One other thing that Herb mentioned was the need for an ON-OFF switch. On one of his locos, he accidentally left an engine unattended with the rear headlight on. He couldn’t see it so assumed the engine was turned off. It wasn’t and the LiPo battery went to zero, which, in effect, kills it. He has rewired the locos so their headlights come on when the power is switched on. The lights are not controlled from the receiver. This way he knows if the switch is ON or OFF by glancing at the headlight. S0, I’m also going to need a power switch and a charger port.
Radio control for model railroading is not new. Articles about radio control date back to the 1940s. Don Fiehmann started the modern movement for RC control with an article in the May 1976 Railroad Model Craftsman. Don Hansen wrote about adapting airplane RC to trains in the May 1978 Model Railroader. Just last year, Ed Reutling posted several videos on YouTube (search for Ed Reutling channel) of an O Scale 44 toner running on RC and a self-contained 9V battery using off-the-shelf low cost hardware. But radio control of battery-operated DCC-equipped locomotives is what is new here.
If you are looking for more information, check out the FreeRails website or the S-Cab Yahoo! group.
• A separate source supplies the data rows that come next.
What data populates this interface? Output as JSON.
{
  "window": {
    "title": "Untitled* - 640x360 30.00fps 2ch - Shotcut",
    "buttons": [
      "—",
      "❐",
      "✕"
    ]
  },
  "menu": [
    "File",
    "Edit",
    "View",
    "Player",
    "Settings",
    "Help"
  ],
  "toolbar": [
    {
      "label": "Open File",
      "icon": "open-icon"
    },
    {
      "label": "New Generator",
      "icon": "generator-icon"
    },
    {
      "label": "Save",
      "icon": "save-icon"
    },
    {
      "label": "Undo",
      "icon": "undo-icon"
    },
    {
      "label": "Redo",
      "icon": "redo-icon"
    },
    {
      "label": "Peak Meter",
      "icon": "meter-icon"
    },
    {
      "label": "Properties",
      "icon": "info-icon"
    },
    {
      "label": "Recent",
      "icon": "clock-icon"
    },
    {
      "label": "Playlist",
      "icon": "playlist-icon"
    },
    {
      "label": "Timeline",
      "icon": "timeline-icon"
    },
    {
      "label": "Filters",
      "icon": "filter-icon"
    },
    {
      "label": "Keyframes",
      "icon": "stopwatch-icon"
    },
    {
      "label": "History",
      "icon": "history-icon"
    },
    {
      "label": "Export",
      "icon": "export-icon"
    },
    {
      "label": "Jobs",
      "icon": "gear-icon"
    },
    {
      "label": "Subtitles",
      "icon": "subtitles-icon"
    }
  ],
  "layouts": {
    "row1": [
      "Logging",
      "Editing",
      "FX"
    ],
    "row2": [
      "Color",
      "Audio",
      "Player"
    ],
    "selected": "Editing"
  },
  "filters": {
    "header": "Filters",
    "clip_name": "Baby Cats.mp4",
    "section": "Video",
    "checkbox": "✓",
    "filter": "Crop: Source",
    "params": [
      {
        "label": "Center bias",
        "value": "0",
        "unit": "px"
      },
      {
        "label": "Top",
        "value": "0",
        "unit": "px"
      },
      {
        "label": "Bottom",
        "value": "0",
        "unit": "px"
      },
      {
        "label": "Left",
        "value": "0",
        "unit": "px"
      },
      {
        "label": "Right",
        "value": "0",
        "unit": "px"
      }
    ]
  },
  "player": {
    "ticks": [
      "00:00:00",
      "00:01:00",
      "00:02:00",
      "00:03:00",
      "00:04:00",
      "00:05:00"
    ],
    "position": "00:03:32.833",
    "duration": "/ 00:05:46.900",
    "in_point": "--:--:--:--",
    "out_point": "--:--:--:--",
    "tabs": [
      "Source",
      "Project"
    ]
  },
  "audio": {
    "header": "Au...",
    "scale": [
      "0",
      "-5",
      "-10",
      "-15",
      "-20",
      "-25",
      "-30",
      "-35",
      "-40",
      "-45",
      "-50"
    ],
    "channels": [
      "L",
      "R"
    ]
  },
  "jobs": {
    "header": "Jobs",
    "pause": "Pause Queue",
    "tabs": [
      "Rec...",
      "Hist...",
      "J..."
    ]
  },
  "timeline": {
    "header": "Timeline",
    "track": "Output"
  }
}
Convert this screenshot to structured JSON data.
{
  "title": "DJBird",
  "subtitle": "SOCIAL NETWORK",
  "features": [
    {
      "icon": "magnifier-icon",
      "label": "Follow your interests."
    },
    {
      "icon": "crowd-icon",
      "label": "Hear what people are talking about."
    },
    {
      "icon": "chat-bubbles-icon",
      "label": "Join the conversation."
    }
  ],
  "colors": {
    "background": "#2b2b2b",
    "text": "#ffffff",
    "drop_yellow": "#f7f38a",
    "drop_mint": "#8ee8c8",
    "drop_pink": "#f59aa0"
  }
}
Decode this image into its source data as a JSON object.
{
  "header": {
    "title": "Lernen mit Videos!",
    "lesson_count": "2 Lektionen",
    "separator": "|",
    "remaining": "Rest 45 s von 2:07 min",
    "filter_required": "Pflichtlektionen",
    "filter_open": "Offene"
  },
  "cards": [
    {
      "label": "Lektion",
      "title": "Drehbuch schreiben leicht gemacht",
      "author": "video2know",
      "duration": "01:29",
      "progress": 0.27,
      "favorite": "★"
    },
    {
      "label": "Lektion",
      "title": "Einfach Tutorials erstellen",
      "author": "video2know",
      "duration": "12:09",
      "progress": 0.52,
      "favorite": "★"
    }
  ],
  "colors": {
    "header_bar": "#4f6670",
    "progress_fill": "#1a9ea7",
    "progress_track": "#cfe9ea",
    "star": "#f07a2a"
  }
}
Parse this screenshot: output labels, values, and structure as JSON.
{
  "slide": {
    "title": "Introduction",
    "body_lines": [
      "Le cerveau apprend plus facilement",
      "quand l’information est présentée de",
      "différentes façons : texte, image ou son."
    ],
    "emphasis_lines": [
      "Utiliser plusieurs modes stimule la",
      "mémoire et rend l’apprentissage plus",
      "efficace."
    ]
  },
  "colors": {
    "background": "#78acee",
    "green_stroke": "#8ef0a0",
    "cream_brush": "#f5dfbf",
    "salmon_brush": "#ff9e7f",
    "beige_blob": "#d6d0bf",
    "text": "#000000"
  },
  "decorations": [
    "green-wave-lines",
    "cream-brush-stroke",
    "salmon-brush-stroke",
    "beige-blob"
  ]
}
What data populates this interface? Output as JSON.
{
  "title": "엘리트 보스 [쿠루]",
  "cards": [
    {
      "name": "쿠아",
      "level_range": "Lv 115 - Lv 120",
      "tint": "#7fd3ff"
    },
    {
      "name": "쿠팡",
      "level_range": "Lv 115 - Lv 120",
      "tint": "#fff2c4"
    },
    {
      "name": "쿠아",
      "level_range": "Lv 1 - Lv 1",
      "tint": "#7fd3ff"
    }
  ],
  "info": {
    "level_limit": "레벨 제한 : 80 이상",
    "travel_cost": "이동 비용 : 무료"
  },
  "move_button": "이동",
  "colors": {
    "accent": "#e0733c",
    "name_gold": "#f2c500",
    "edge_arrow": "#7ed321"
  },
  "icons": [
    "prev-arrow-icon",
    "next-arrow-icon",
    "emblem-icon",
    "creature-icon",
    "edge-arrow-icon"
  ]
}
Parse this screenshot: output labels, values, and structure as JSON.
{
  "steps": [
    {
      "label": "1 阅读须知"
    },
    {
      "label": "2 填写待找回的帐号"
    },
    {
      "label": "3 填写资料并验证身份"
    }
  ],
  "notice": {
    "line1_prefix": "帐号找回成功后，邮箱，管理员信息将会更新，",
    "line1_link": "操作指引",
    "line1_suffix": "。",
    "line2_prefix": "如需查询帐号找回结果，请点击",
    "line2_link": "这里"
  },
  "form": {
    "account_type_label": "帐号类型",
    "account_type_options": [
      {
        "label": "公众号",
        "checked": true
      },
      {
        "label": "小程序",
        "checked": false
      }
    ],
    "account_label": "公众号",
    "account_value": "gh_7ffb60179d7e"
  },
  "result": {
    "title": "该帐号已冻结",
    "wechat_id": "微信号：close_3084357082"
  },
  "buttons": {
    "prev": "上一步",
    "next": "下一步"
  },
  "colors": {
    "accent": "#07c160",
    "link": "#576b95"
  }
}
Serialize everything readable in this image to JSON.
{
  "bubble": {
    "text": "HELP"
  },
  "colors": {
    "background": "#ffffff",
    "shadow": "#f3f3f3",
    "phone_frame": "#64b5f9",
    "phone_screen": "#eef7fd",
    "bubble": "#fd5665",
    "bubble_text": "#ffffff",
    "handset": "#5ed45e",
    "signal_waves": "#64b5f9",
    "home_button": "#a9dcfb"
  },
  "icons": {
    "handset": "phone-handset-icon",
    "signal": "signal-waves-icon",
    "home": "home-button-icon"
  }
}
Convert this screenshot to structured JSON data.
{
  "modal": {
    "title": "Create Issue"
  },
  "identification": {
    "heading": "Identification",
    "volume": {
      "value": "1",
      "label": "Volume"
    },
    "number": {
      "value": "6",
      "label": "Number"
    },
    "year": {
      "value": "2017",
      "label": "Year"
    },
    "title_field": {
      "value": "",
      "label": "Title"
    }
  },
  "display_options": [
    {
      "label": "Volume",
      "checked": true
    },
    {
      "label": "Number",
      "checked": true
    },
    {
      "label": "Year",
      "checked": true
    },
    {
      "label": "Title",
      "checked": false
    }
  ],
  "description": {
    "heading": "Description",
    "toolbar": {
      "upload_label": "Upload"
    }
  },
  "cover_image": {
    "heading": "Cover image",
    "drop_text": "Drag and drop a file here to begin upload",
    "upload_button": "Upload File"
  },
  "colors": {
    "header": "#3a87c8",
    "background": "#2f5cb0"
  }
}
The Tam Valley DRS-1 System is explained in detail at their website along with prices for ordering. I’ve set up our own Dead Rail Society Forum here Click This Link.
Dead rails are the way to go! Complicated track work is a no-brainer if you don’t have to insulate the rails from each other. Yards of wire and time on your back can be saved under the layout. Imagine constructing a prototypical turnout without having to worry about frog or points polarity issues. I’m making the switch RC/DCC and you can see my progress in the Forum above. If you are interested in RC/DCC, let me know what you’re doing.
Category: !Joe's Projects